“I just don’t think it’s the role of the United States to walk into a country and say, ‘we do it this way, and so should you,’” George W. Bush averred in 2000. “Over the last decade, we have spent a trillion dollars on war, at a time of rising debt and hard economic times,” Barack Obama insisted just months after ordering the ill-fated withdrawal of U.S. troops from Iraq. “America, it is time to focus on nation building here at home.” This sounds lovely, and voters eat it up. But it’s unfeasible.
Trump pledged to secure a “win” in Afghanistan, but the most he can hope for is not losing. That means, first and foremost, leaving behind a functioning central government that controls both the capital and its provinces. It would be nice if that government was endowed with a strong civic culture and politicians not so corrupt that they alienate the public and make a fashionable alternative out of Islamist radicals. Whether we like it or not, tomorrow’s Afghanistan cannot be today’s Afghanistan. Not if Trump is to have peace with honor.
Trump spoke the truth about Pakistan’s clandestine support for rogue actors and organizations, and he should be praised for it. That behavior will ultimately confound America’s mission in Afghanistan if it persists. Unspoken by the president, however, was the problem of Iran’s and Russia’s ongoing efforts to assist insurgent groups. For its part, Moscow is open about its support for the Taliban. The Kremlin insists it is only trying to prevent the Taliban from being subsumed into an even more terrible organization like ISIS, but America’s generals believe Moscow’s efforts amount to little more than material support for an insurrection.
If Trump is serious about securing a noble peace in Afghanistan, that strategy will force him to engage in both nation- and coalition-building. Killing bad guys is all well and good, but the conflict in Afghanistan is being exacerbated by foreign governments, not insurgents hiding in caves.
This is not the first time that Donald Trump has unceremoniously repudiated his shallow, semi-isolationist pronouncements on the stump. “I don’t like Assad at all, but Assad is killing ISIS,” Trump said in October 2016. This necessary evil looked a lot less necessary from behind the Resolute Desk only months later, particularly after Damascus was implicated in a chemical attack on civilians this past April. The cruise missile strikes Trump ordered on Syrian regime targets may have been limited in scope, but they communicated Trump’s willingness to intervene on behalf of civilians. Samantha Power would have been proud.

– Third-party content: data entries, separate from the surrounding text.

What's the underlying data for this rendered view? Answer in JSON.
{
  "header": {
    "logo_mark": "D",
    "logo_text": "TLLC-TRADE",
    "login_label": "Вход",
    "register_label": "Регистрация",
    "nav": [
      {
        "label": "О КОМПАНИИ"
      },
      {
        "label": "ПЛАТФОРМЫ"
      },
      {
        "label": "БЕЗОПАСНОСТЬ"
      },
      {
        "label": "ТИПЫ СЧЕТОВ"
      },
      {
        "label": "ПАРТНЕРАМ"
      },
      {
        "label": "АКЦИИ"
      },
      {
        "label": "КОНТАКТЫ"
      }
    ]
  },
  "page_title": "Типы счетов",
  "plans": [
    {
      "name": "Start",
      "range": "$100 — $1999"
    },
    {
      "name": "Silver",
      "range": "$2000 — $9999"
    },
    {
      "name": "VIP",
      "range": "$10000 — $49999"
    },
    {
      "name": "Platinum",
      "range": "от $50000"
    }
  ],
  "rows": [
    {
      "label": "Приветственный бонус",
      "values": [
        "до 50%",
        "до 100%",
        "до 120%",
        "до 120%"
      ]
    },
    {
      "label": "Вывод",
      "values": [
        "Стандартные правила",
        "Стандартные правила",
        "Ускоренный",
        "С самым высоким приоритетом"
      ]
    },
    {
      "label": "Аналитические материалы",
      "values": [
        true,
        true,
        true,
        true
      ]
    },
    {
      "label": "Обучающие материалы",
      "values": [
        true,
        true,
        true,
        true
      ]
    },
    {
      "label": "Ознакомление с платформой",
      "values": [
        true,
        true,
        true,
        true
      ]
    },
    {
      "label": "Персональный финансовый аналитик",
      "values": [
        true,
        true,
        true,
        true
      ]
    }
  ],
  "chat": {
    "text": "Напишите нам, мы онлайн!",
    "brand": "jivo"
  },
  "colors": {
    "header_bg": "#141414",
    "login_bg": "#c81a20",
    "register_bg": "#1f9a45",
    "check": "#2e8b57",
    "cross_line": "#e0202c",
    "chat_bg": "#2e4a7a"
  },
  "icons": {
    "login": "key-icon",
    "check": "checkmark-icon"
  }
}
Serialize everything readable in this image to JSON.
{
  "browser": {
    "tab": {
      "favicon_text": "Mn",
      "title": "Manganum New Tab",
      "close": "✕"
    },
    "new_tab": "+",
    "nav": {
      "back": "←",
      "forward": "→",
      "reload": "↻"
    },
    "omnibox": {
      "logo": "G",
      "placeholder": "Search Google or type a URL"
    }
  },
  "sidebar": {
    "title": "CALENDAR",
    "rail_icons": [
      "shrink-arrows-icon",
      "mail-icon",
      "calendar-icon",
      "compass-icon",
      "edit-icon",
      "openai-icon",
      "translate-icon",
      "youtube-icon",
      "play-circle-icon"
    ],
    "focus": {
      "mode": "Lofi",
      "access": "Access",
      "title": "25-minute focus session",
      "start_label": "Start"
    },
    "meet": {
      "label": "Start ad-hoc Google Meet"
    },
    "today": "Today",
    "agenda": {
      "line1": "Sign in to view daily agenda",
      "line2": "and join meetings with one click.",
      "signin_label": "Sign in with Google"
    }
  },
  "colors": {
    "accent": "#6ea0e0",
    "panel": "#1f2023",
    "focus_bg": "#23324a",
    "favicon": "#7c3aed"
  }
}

Obama, Bush, and Trump surely entered office truly believing that a more humble application of American hard power around the world was in the best interests of the United States. They abandoned those beliefs not because these politicians were disingenuous or irresolute, nor because a cabal of military-industrialists corrupted these respective presidents. Retrenchment fails and is ultimately abandoned because it is a fantasy—one whose pursuit only results in chaos, instability, death on a scale that cannot compare to the alternatives.
American power projection remains a hobgoblin in the minds of many. Even today, Trump is drawing fire from the ranks of idealists who would, if confronted with the stark choices facing the president, do precisely as he did last night. Given the right conditions, we all become interventionists. Some of us are just more honest about that than others.